### Task material

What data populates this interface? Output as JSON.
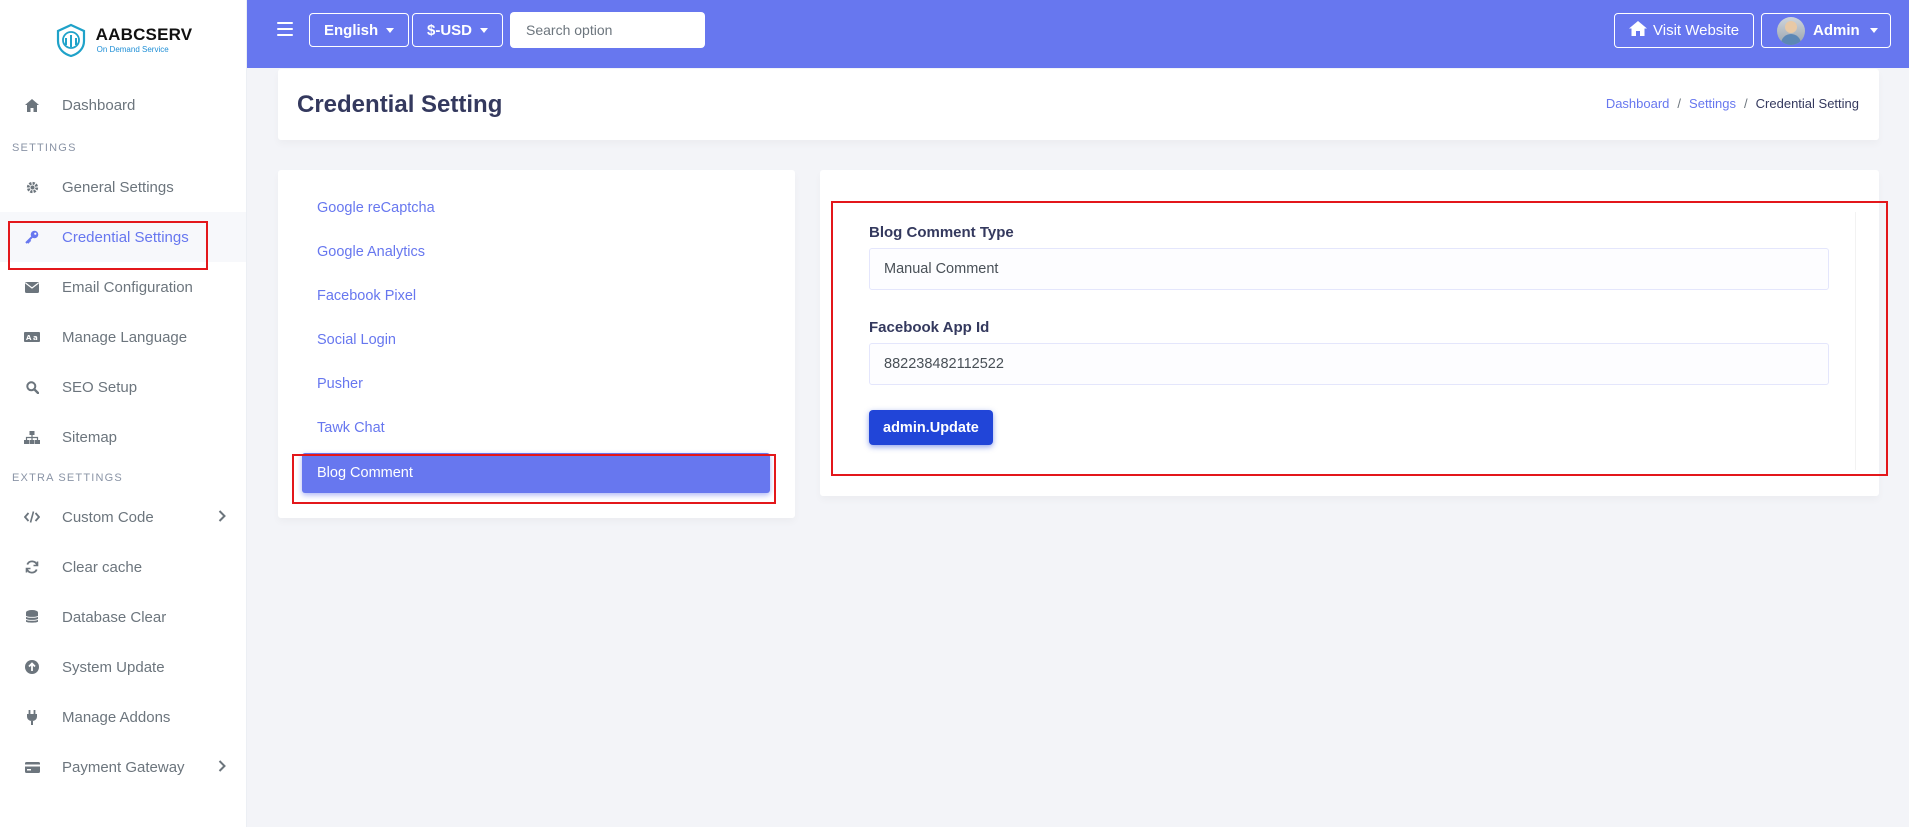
{
  "brand": {
    "name": "AABCSERV",
    "tagline": "On Demand Service"
  },
  "sidebar": {
    "items_top": [
      {
        "label": "Dashboard",
        "icon": "home-icon"
      }
    ],
    "settings_header": "SETTINGS",
    "settings_items": [
      {
        "label": "General Settings",
        "icon": "gear-icon"
      },
      {
        "label": "Credential Settings",
        "icon": "key-icon",
        "active": true
      },
      {
        "label": "Email Configuration",
        "icon": "envelope-icon"
      },
      {
        "label": "Manage Language",
        "icon": "language-icon"
      },
      {
        "label": "SEO Setup",
        "icon": "search-icon"
      },
      {
        "label": "Sitemap",
        "icon": "sitemap-icon"
      }
    ],
    "extra_header": "EXTRA SETTINGS",
    "extra_items": [
      {
        "label": "Custom Code",
        "icon": "code-icon",
        "has_submenu": true
      },
      {
        "label": "Clear cache",
        "icon": "sync-icon"
      },
      {
        "label": "Database Clear",
        "icon": "database-icon"
      },
      {
        "label": "System Update",
        "icon": "upload-icon"
      },
      {
        "label": "Manage Addons",
        "icon": "plug-icon"
      },
      {
        "label": "Payment Gateway",
        "icon": "credit-card-icon",
        "has_submenu": true
      }
    ]
  },
  "topbar": {
    "language": "English",
    "currency": "$-USD",
    "search_placeholder": "Search option",
    "visit_website": "Visit Website",
    "user": "Admin",
    "accent": "#6777ef"
  },
  "page": {
    "title": "Credential Setting",
    "breadcrumb": [
      "Dashboard",
      "Settings",
      "Credential Setting"
    ]
  },
  "credential_nav": {
    "items": [
      "Google reCaptcha",
      "Google Analytics",
      "Facebook Pixel",
      "Social Login",
      "Pusher",
      "Tawk Chat",
      "Blog Comment"
    ],
    "active": "Blog Comment"
  },
  "form": {
    "comment_type_label": "Blog Comment Type",
    "comment_type_value": "Manual Comment",
    "fb_app_id_label": "Facebook App Id",
    "fb_app_id_value": "882238482112522",
    "submit_label": "admin.Update"
  },
  "highlight_color": "#e3171b"
}
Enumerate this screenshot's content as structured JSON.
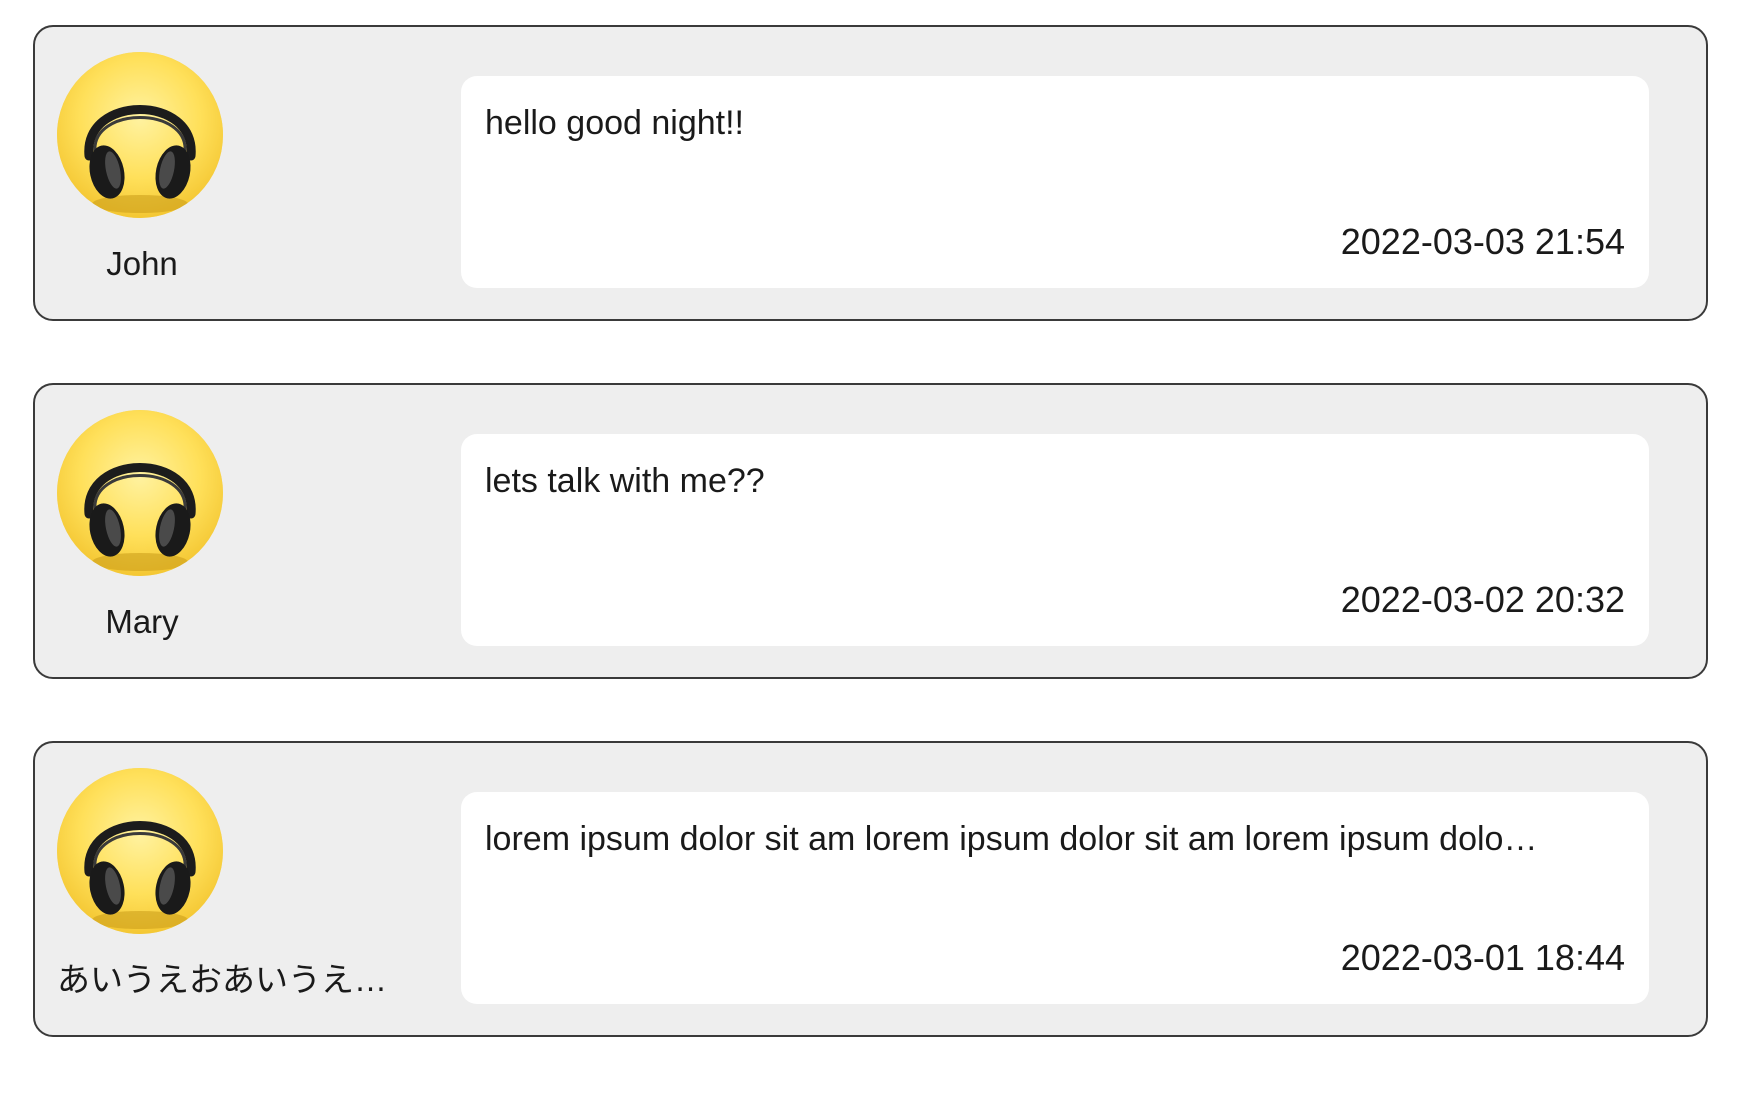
{
  "colors": {
    "card_background": "#eeeeee",
    "card_border": "#3a3a3a",
    "message_background": "#ffffff",
    "avatar_background": "#f7d64a",
    "text": "#1a1a1a"
  },
  "avatar_icon": "headphones-icon",
  "posts": [
    {
      "user_name": "John",
      "message": "hello good night!!",
      "timestamp": "2022-03-03 21:54"
    },
    {
      "user_name": "Mary",
      "message": "lets talk with me??",
      "timestamp": "2022-03-02 20:32"
    },
    {
      "user_name": "あいうえおあいうえお…",
      "message": "lorem ipsum dolor sit am lorem ipsum dolor sit am lorem ipsum dolo…",
      "timestamp": "2022-03-01 18:44"
    }
  ]
}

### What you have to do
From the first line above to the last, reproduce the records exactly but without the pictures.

### Written response
What data populates this interface? Output as JSON.
{
  "brand": {
    "name": "AABCSERV",
    "tagline": "On Demand Service"
  },
  "sidebar": {
    "items_top": [
      {
        "label": "Dashboard",
        "icon": "home-icon"
      }
    ],
    "settings_header": "SETTINGS",
    "settings_items": [
      {
        "label": "General Settings",
        "icon": "gear-icon"
      },
      {
        "label": "Credential Settings",
        "icon": "key-icon",
        "active": true
      },
      {
        "label": "Email Configuration",
        "icon": "envelope-icon"
      },
      {
        "label": "Manage Language",
        "icon": "language-icon"
      },
      {
        "label": "SEO Setup",
        "icon": "search-icon"
      },
      {
        "label": "Sitemap",
        "icon": "sitemap-icon"
      }
    ],
    "extra_header": "EXTRA SETTINGS",
    "extra_items": [
      {
        "label": "Custom Code",
        "icon": "code-icon",
        "has_submenu": true
      },
      {
        "label": "Clear cache",
        "icon": "sync-icon"
      },
      {
        "label": "Database Clear",
        "icon": "database-icon"
      },
      {
        "label": "System Update",
        "icon": "upload-icon"
      },
      {
        "label": "Manage Addons",
        "icon": "plug-icon"
      },
      {
        "label": "Payment Gateway",
        "icon": "credit-card-icon",
        "has_submenu": true
      }
    ]
  },
  "topbar": {
    "language": "English",
    "currency": "$-USD",
    "search_placeholder": "Search option",
    "visit_website": "Visit Website",
    "user": "Admin",
    "accent": "#6777ef"
  },
  "page": {
    "title": "Credential Setting",
    "breadcrumb": [
      "Dashboard",
      "Settings",
      "Credential Setting"
    ]
  },
  "credential_nav": {
    "items": [
      "Google reCaptcha",
      "Google Analytics",
      "Facebook Pixel",
      "Social Login",
      "Pusher",
      "Tawk Chat",
      "Blog Comment"
    ],
    "active": "Blog Comment"
  },
  "form": {
    "comment_type_label": "Blog Comment Type",
    "comment_type_value": "Manual Comment",
    "fb_app_id_label": "Facebook App Id",
    "fb_app_id_value": "882238482112522",
    "submit_label": "admin.Update"
  },
  "highlight_color": "#e3171b"
}
Enumerate this screenshot's content as structured JSON.
{
  "colors": {
    "card_background": "#eeeeee",
    "card_border": "#3a3a3a",
    "message_background": "#ffffff",
    "avatar_background": "#f7d64a",
    "text": "#1a1a1a"
  },
  "avatar_icon": "headphones-icon",
  "posts": [
    {
      "user_name": "John",
      "message": "hello good night!!",
      "timestamp": "2022-03-03 21:54"
    },
    {
      "user_name": "Mary",
      "message": "lets talk with me??",
      "timestamp": "2022-03-02 20:32"
    },
    {
      "user_name": "あいうえおあいうえお…",
      "message": "lorem ipsum dolor sit am lorem ipsum dolor sit am lorem ipsum dolo…",
      "timestamp": "2022-03-01 18:44"
    }
  ]
}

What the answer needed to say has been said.